Navigator Program Inspires Patient to Help Others

By Jennifer Huber

Photo of President Philip E. Austin

JoAnn Marrero with her two sons.

When the William Raveis Charitable Fund committed $750,000 two years ago to support the UConn Health Center’s program for helping cancer patients navigate their way through treatment, it was with the support of Raveis employees who wished they had had such an invaluable service when they or their family members had been fighting the disease. The William Raveis-American Cancer Society Patient Navigator Program is now serving as a lifeline and an inspiration for JoAnn Marrero.

On September 9, 2009, Marrero’s doctor found a lump during a routine breast exam.
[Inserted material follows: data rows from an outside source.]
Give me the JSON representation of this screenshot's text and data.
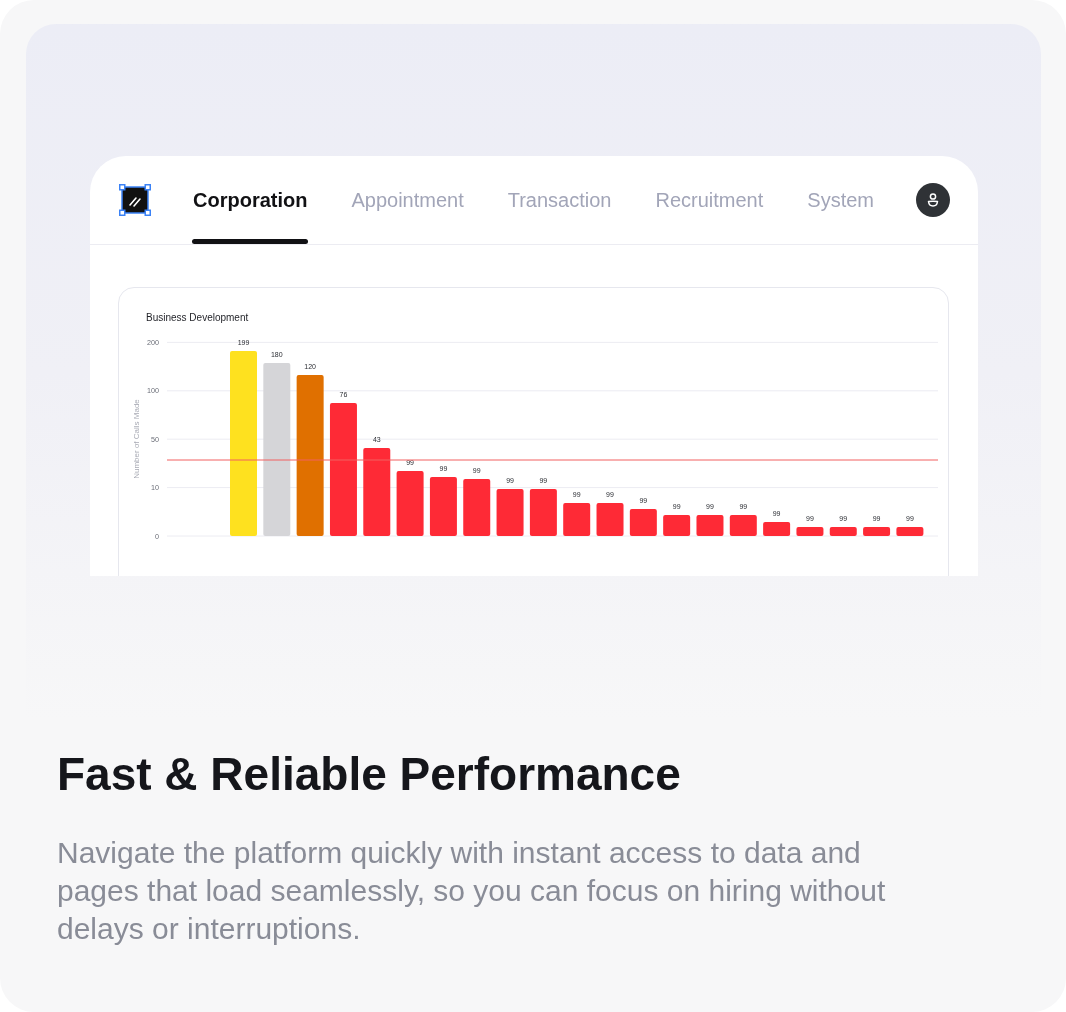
{
  "app_preview": {
    "tabs": [
      {
        "label": "Corporation",
        "selected": true
      },
      {
        "label": "Appointment",
        "selected": false
      },
      {
        "label": "Transaction",
        "selected": false
      },
      {
        "label": "Recruitment",
        "selected": false
      },
      {
        "label": "System",
        "selected": false
      }
    ],
    "chart_panel": {
      "title": "Business Development",
      "y_axis_title": "Number of Calls Made",
      "y_tick_labels": [
        "200",
        "100",
        "50",
        "10",
        "0"
      ],
      "bars": [
        {
          "value_label": "199",
          "color": "#fee11f"
        },
        {
          "value_label": "180",
          "color": "#d5d5d8"
        },
        {
          "value_label": "120",
          "color": "#e07000"
        },
        {
          "value_label": "76",
          "color": "#fe2a36"
        },
        {
          "value_label": "43",
          "color": "#fe2a36"
        },
        {
          "value_label": "99",
          "color": "#fe2a36"
        },
        {
          "value_label": "99",
          "color": "#fe2a36"
        },
        {
          "value_label": "99",
          "color": "#fe2a36"
        },
        {
          "value_label": "99",
          "color": "#fe2a36"
        },
        {
          "value_label": "99",
          "color": "#fe2a36"
        },
        {
          "value_label": "99",
          "color": "#fe2a36"
        },
        {
          "value_label": "99",
          "color": "#fe2a36"
        },
        {
          "value_label": "99",
          "color": "#fe2a36"
        },
        {
          "value_label": "99",
          "color": "#fe2a36"
        },
        {
          "value_label": "99",
          "color": "#fe2a36"
        },
        {
          "value_label": "99",
          "color": "#fe2a36"
        },
        {
          "value_label": "99",
          "color": "#fe2a36"
        },
        {
          "value_label": "99",
          "color": "#fe2a36"
        },
        {
          "value_label": "99",
          "color": "#fe2a36"
        },
        {
          "value_label": "99",
          "color": "#fe2a36"
        },
        {
          "value_label": "99",
          "color": "#fe2a36"
        }
      ]
    }
  },
  "heading": "Fast & Reliable Performance",
  "description": "Navigate the platform quickly with instant access to data and pages that load seamlessly, so you can focus on hiring without delays or interruptions."
}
Two days later, just a few weeks before her forty-first birthday, this single mother of two was told she had breast cancer. Marrero was immediately launched into the complex world of cancer treatment. Following treatment to shrink the tumor, surgery to remove it and four months of chemotherapy, Marrero is finishing her sixth week of radiation on May 28. Throughout the process, personal guide Pamela Nixon has been there every step of the way.

“During my first visit with breast surgeon Dr. Bruce Brenner, I was given the patient navigator information. I visited with Pamela Nixon right away,” says Marrero.

Nixon has been there to listen, answer questions, offer books on cancer and nutrition, provide free scarves and wig fittings and let her know about other resources like support groups.

“I still talk to Pamela on almost a weekly basis, starting in September 2009. I anticipate that I will always remain in contact with Pam,” says Marrero. “For eight months now, I’ve watched her with so many different patients, and I can tell she brings comfort to all, both financially—by helping them deal with insurance—and emotionally.”

Inspired by the navigator support system, Marrero is now an advocate for women’s cancer support. She asked Nixon and all of her doctors and nurses to share her name and story with other patients.

“I think every woman diagnosed and treated at the Neag Cancer Center should become a mentor to another woman,” she explains. “Encouraging patients to lean on one another for support is important. I didn’t have another patient to lean on, and because of that, I vowed to be there for anyone who needs support.”

“JoAnn is a fantastic advocate for herself and the rest of the patients at the cancer center,” says Nixon. “She asked the day she was diagnosed how she could give back. She’s given back 10 times over what she received from us.”

It wasn’t long before Marrero found a way to reach out to another patient. When Marrero was diagnosed with cancer, a friend gave her a necklace shaped in the Chinese symbol for spirit.

“That necklace gave me spirit through the chemo treatments. Once chemo was done, I took the necklace off and gave it to Kristi [Dubey, R.N.], my oncology nurse. I told her to give it to another patient going through chemo who she felt could use a little spirit.”

Just a couple weeks later, Dubey handed the necklace to breast cancer patient, Erica Moreland, who called Marrero immediately. Their shared experience and mutual support has bonded the women.

“We met a few weeks later, and she gave me a beautiful leather keychain that she and her father had made,” says Marrero. “Her father burned into the leather his interpretation of the spirit symbol, and Erica made a beautiful cherry bloom tree design on the other side. I will carry that gift with me forever.”

When Moreland’s treatment is finished, she plans to return the necklace to Dubey so the cycle can continue.